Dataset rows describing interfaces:
####################

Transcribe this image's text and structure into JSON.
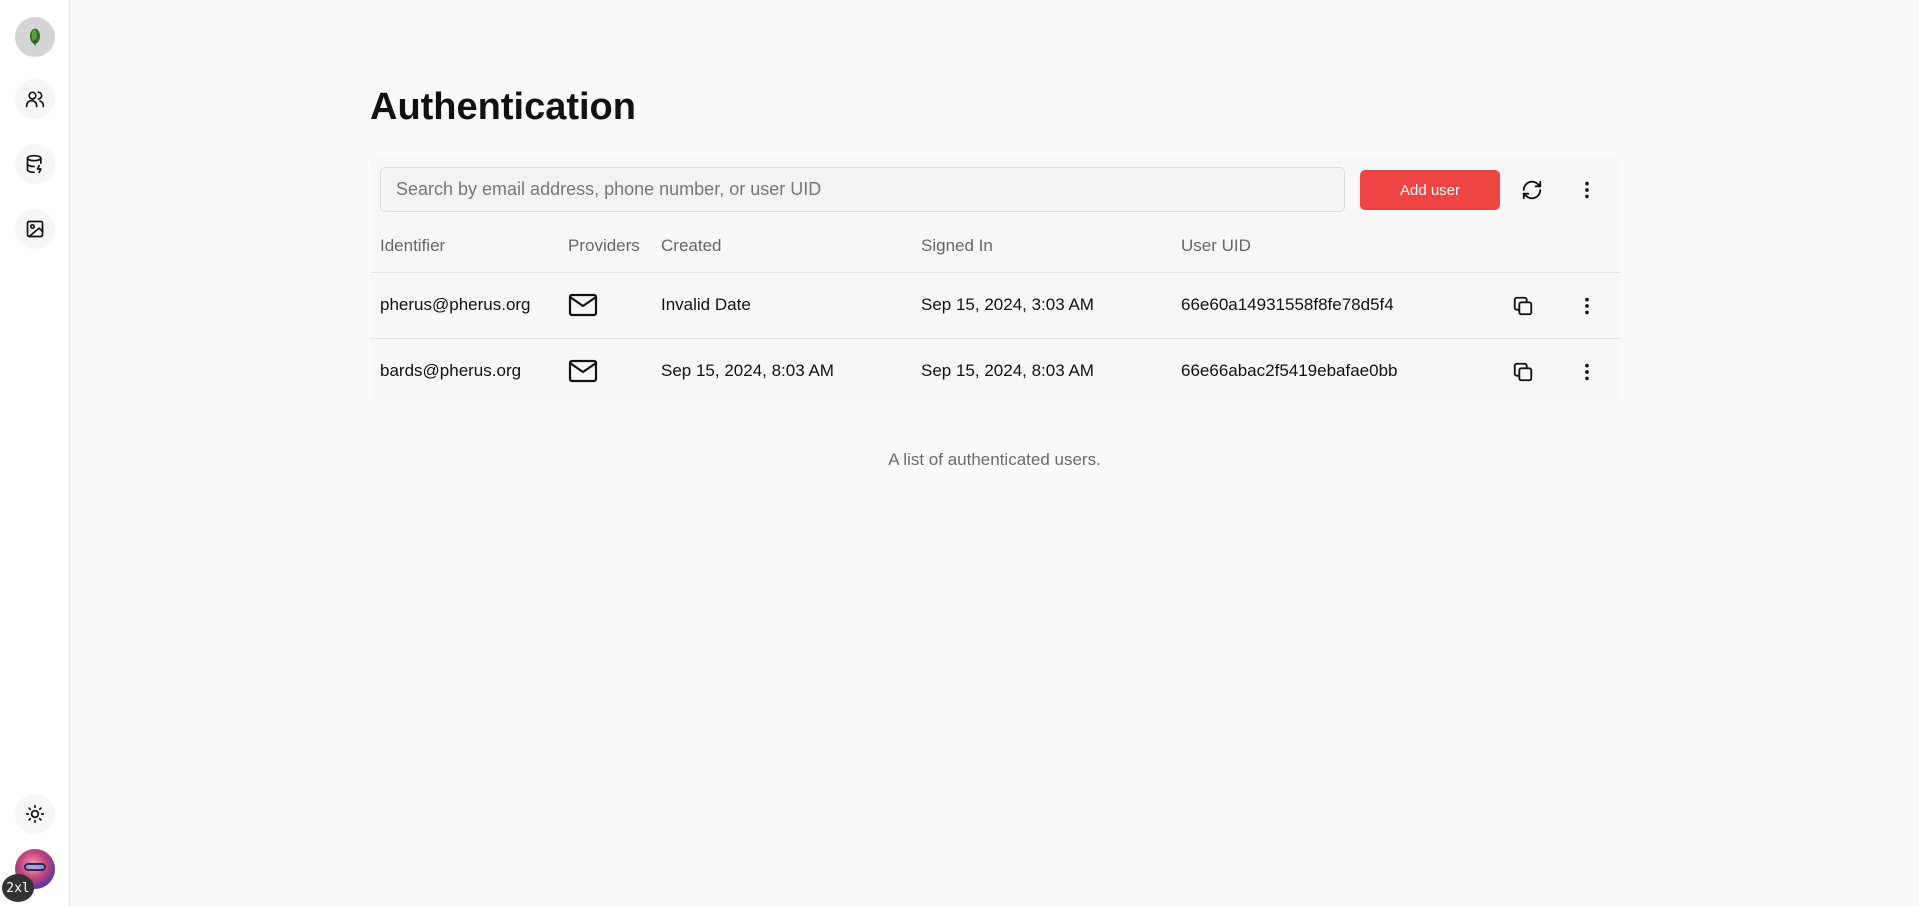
{
  "sidebar": {
    "items": [
      {
        "name": "logo",
        "icon": "leaf-logo-icon"
      },
      {
        "name": "users",
        "icon": "users-icon"
      },
      {
        "name": "database",
        "icon": "database-icon"
      },
      {
        "name": "storage",
        "icon": "image-icon"
      }
    ],
    "theme_icon": "sun-icon",
    "badge": "2xl"
  },
  "page": {
    "title": "Authentication"
  },
  "toolbar": {
    "search_placeholder": "Search by email address, phone number, or user UID",
    "search_value": "",
    "add_user_label": "Add user",
    "accent_color": "#ef4444"
  },
  "table": {
    "headers": [
      "Identifier",
      "Providers",
      "Created",
      "Signed In",
      "User UID"
    ],
    "rows": [
      {
        "identifier": "pherus@pherus.org",
        "provider": "email",
        "created": "Invalid Date",
        "signed_in": "Sep 15, 2024, 3:03 AM",
        "uid": "66e60a14931558f8fe78d5f4"
      },
      {
        "identifier": "bards@pherus.org",
        "provider": "email",
        "created": "Sep 15, 2024, 8:03 AM",
        "signed_in": "Sep 15, 2024, 8:03 AM",
        "uid": "66e66abac2f5419ebafae0bb"
      }
    ],
    "caption": "A list of authenticated users."
  }
}
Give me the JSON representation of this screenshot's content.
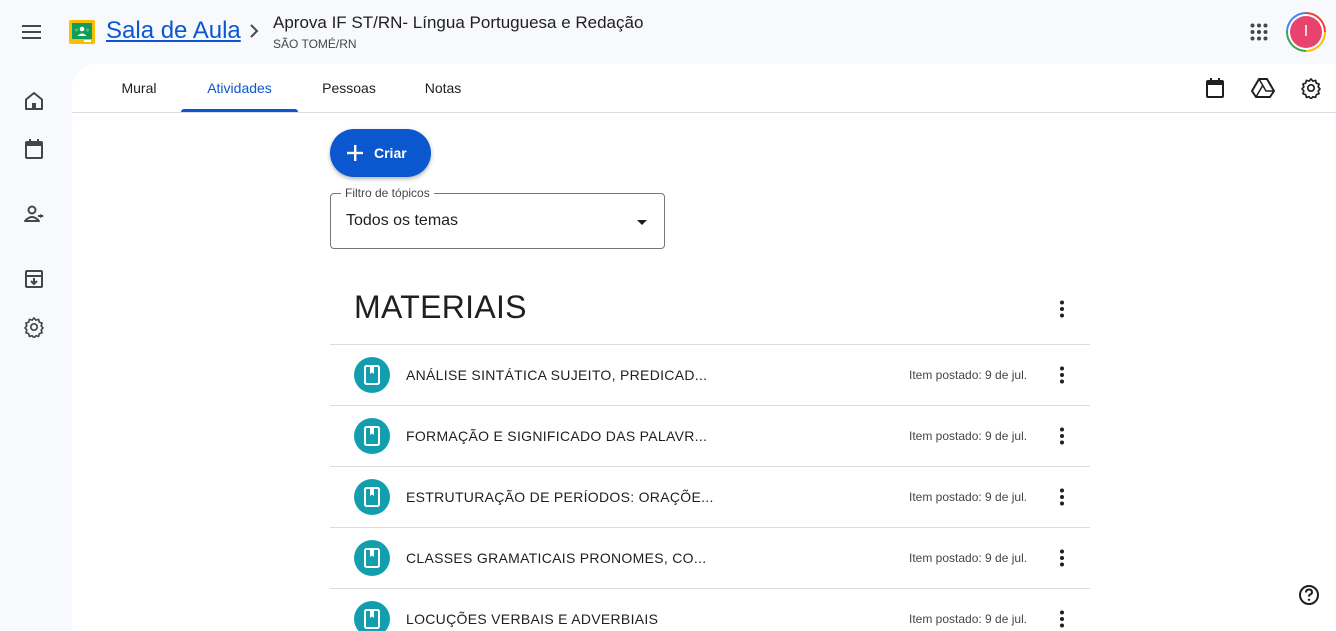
{
  "header": {
    "app_name": "Sala de Aula",
    "course_title": "Aprova IF ST/RN- Língua Portuguesa e Redação",
    "course_subtitle": "SÃO TOMÉ/RN",
    "avatar_letter": "I"
  },
  "tabs": [
    {
      "label": "Mural",
      "active": false
    },
    {
      "label": "Atividades",
      "active": true
    },
    {
      "label": "Pessoas",
      "active": false
    },
    {
      "label": "Notas",
      "active": false
    }
  ],
  "create_button": {
    "label": "Criar"
  },
  "topic_filter": {
    "label": "Filtro de tópicos",
    "value": "Todos os temas"
  },
  "section": {
    "title": "MATERIAIS"
  },
  "items": [
    {
      "title": "ANÁLISE SINTÁTICA SUJEITO, PREDICAD...",
      "date": "Item postado: 9 de jul."
    },
    {
      "title": "FORMAÇÃO E SIGNIFICADO DAS PALAVR...",
      "date": "Item postado: 9 de jul."
    },
    {
      "title": "ESTRUTURAÇÃO DE PERÍODOS: ORAÇÕE...",
      "date": "Item postado: 9 de jul."
    },
    {
      "title": "CLASSES GRAMATICAIS PRONOMES, CO...",
      "date": "Item postado: 9 de jul."
    },
    {
      "title": "LOCUÇÕES VERBAIS E ADVERBIAIS",
      "date": "Item postado: 9 de jul."
    }
  ],
  "colors": {
    "accent": "#0b57d0",
    "material_icon": "#129eaf",
    "avatar": "#e8426e"
  },
  "icons": {
    "main_menu": "menu-icon",
    "logo": "classroom-logo",
    "breadcrumb_separator": "chevron-right-icon",
    "google_apps": "apps-grid-icon",
    "rail": [
      "home-icon",
      "calendar-icon",
      "people-icon",
      "archive-icon",
      "settings-icon"
    ],
    "tab_bar": [
      "calendar-icon",
      "drive-icon",
      "settings-icon"
    ],
    "create": "plus-icon",
    "filter": "dropdown-arrow-icon",
    "item": "book-icon",
    "more": "more-vert-icon",
    "help": "help-icon"
  }
}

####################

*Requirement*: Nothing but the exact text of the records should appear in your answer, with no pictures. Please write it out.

*Written solution*:
Transcribe this image's text and structure into JSON.
{
  "sidebar": {
    "items": [
      {
        "name": "logo",
        "icon": "leaf-logo-icon"
      },
      {
        "name": "users",
        "icon": "users-icon"
      },
      {
        "name": "database",
        "icon": "database-icon"
      },
      {
        "name": "storage",
        "icon": "image-icon"
      }
    ],
    "theme_icon": "sun-icon",
    "badge": "2xl"
  },
  "page": {
    "title": "Authentication"
  },
  "toolbar": {
    "search_placeholder": "Search by email address, phone number, or user UID",
    "search_value": "",
    "add_user_label": "Add user",
    "accent_color": "#ef4444"
  },
  "table": {
    "headers": [
      "Identifier",
      "Providers",
      "Created",
      "Signed In",
      "User UID"
    ],
    "rows": [
      {
        "identifier": "pherus@pherus.org",
        "provider": "email",
        "created": "Invalid Date",
        "signed_in": "Sep 15, 2024, 3:03 AM",
        "uid": "66e60a14931558f8fe78d5f4"
      },
      {
        "identifier": "bards@pherus.org",
        "provider": "email",
        "created": "Sep 15, 2024, 8:03 AM",
        "signed_in": "Sep 15, 2024, 8:03 AM",
        "uid": "66e66abac2f5419ebafae0bb"
      }
    ],
    "caption": "A list of authenticated users."
  }
}
Give me the JSON representation of this screenshot's content.
{
  "header": {
    "app_name": "Sala de Aula",
    "course_title": "Aprova IF ST/RN- Língua Portuguesa e Redação",
    "course_subtitle": "SÃO TOMÉ/RN",
    "avatar_letter": "I"
  },
  "tabs": [
    {
      "label": "Mural",
      "active": false
    },
    {
      "label": "Atividades",
      "active": true
    },
    {
      "label": "Pessoas",
      "active": false
    },
    {
      "label": "Notas",
      "active": false
    }
  ],
  "create_button": {
    "label": "Criar"
  },
  "topic_filter": {
    "label": "Filtro de tópicos",
    "value": "Todos os temas"
  },
  "section": {
    "title": "MATERIAIS"
  },
  "items": [
    {
      "title": "ANÁLISE SINTÁTICA SUJEITO, PREDICAD...",
      "date": "Item postado: 9 de jul."
    },
    {
      "title": "FORMAÇÃO E SIGNIFICADO DAS PALAVR...",
      "date": "Item postado: 9 de jul."
    },
    {
      "title": "ESTRUTURAÇÃO DE PERÍODOS: ORAÇÕE...",
      "date": "Item postado: 9 de jul."
    },
    {
      "title": "CLASSES GRAMATICAIS PRONOMES, CO...",
      "date": "Item postado: 9 de jul."
    },
    {
      "title": "LOCUÇÕES VERBAIS E ADVERBIAIS",
      "date": "Item postado: 9 de jul."
    }
  ],
  "colors": {
    "accent": "#0b57d0",
    "material_icon": "#129eaf",
    "avatar": "#e8426e"
  },
  "icons": {
    "main_menu": "menu-icon",
    "logo": "classroom-logo",
    "breadcrumb_separator": "chevron-right-icon",
    "google_apps": "apps-grid-icon",
    "rail": [
      "home-icon",
      "calendar-icon",
      "people-icon",
      "archive-icon",
      "settings-icon"
    ],
    "tab_bar": [
      "calendar-icon",
      "drive-icon",
      "settings-icon"
    ],
    "create": "plus-icon",
    "filter": "dropdown-arrow-icon",
    "item": "book-icon",
    "more": "more-vert-icon",
    "help": "help-icon"
  }
}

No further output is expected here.